- That all DLCs identify computing needs and requirements in conjunction with research proposals and annual plans, taking an approach similar to identification of other capital needs. IT-SPARCC will review this information in aggregate to ensure that IT considerations feed directly into the decisions for Institute capital allocation, annual budgets, and rate structures.
Researchers in many departments need space and facilities ranging from housing a single rack of computer equipment to as many as 40. Some faculty want space that allows easy access for themselves and students; others are able to manage their computers remotely. Some faculty are looking for basic facilities (power, cooling, and Internet access) while others want facilities with backup power, redundant cooling, or other aspects of high-reliability computer centers. Some faculty manage computer equipment using student labor, while others are looking for various levels of services from IT professionals.
Recognizing the diverse needs of the faculty for different levels of infrastructure support in this area, the CSTF is considering a number of campus and remote locations.
The task force has identified several key cost categories impacting the consideration of any options for computer space. These include the costs of:
- Building construction and renovation
- Network connectivity
- Capital equipment and IT infrastructure
- Operating costs (labor and consultants)
- Lease costs (if applicable)
- Power costs
From an analysis of its preliminary findings, the CSTF has observed that power for a data center/co-location site is the most expensive cost factor over the lifetime of the facility (it is estimated that MIT currently spends almost $2M per year for electricity to power and cool HPC sites across campus). Because the cost of power is similar among campus and Boston/commuting locations, the total cost of ownership over the lifetime for any such data center and HPC co-location facility are fairly similar. One would have to identify a remote location with substantially lower power costs to significantly impact the total data center/co-location costs.
Based on its findings to date, the CSTF has concluded that any solution to satisfy MIT faculty, researchers, and administrators may need to include a combination of on- and off-campus space, some administered locally and some centrally. The success of the centralized data center/co-location approach will depend upon adequate planning, funding models that provide incentives, a plan to provide excellent equipment service to faculty who would locate their computer hardware at such a site, and close cooperation with faculty, department heads, and administrators in the DLCs.
As part of this planning and fact finding process, IT-SPARCC and the CSTF are keenly interested in receiving feedback from faculty and researchers about their computer space IT needs and suggestions going forward. The CSTF and the Council welcome all faculty suggestions and feedback. The Council will delve into a variety of issues related to IT planning on an Institute-wide basis and will make recommendations to the Provost and Executive Vice President. MIT relies on well-run, cost-effective server management and high performance computing to do all the things it does so well.
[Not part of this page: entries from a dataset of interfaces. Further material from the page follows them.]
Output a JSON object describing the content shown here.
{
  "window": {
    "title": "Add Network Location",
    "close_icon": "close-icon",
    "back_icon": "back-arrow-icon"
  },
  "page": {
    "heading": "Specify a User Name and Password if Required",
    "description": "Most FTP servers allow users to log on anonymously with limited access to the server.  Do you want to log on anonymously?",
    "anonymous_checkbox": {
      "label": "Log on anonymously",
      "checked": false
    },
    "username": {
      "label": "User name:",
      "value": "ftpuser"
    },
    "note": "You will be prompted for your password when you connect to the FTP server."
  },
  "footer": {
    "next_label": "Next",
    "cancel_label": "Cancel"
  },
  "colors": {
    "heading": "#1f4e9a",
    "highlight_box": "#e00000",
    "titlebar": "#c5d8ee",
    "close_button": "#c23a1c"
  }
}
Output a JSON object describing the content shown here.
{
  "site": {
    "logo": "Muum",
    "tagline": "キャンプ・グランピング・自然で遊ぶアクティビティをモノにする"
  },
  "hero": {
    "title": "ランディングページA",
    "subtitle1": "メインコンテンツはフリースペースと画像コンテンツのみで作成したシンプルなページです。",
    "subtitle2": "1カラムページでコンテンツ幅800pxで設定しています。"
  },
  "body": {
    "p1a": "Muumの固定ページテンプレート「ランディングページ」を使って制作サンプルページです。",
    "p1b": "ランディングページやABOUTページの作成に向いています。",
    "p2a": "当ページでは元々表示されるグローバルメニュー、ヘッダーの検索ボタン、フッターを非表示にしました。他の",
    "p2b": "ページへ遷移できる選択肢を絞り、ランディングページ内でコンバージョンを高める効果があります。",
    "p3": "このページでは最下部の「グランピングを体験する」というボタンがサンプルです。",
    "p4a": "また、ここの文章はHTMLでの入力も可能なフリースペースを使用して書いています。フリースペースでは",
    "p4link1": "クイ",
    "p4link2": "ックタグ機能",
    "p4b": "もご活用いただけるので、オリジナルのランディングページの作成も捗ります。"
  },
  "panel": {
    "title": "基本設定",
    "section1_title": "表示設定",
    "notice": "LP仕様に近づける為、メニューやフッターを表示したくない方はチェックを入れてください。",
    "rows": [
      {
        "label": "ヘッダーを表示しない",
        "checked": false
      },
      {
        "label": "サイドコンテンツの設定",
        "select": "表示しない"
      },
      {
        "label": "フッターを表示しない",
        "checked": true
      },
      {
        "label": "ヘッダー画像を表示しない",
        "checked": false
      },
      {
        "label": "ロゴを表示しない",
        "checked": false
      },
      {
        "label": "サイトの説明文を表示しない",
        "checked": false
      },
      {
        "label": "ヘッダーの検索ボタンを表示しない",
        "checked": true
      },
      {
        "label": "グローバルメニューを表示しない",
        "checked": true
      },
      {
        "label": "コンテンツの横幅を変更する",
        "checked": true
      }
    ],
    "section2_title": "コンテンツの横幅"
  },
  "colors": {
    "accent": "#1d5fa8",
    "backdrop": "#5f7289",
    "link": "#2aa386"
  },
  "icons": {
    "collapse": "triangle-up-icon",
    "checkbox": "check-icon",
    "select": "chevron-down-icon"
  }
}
In addition to talking with any of its members, you can also provide feedback to IT-SPARCC by: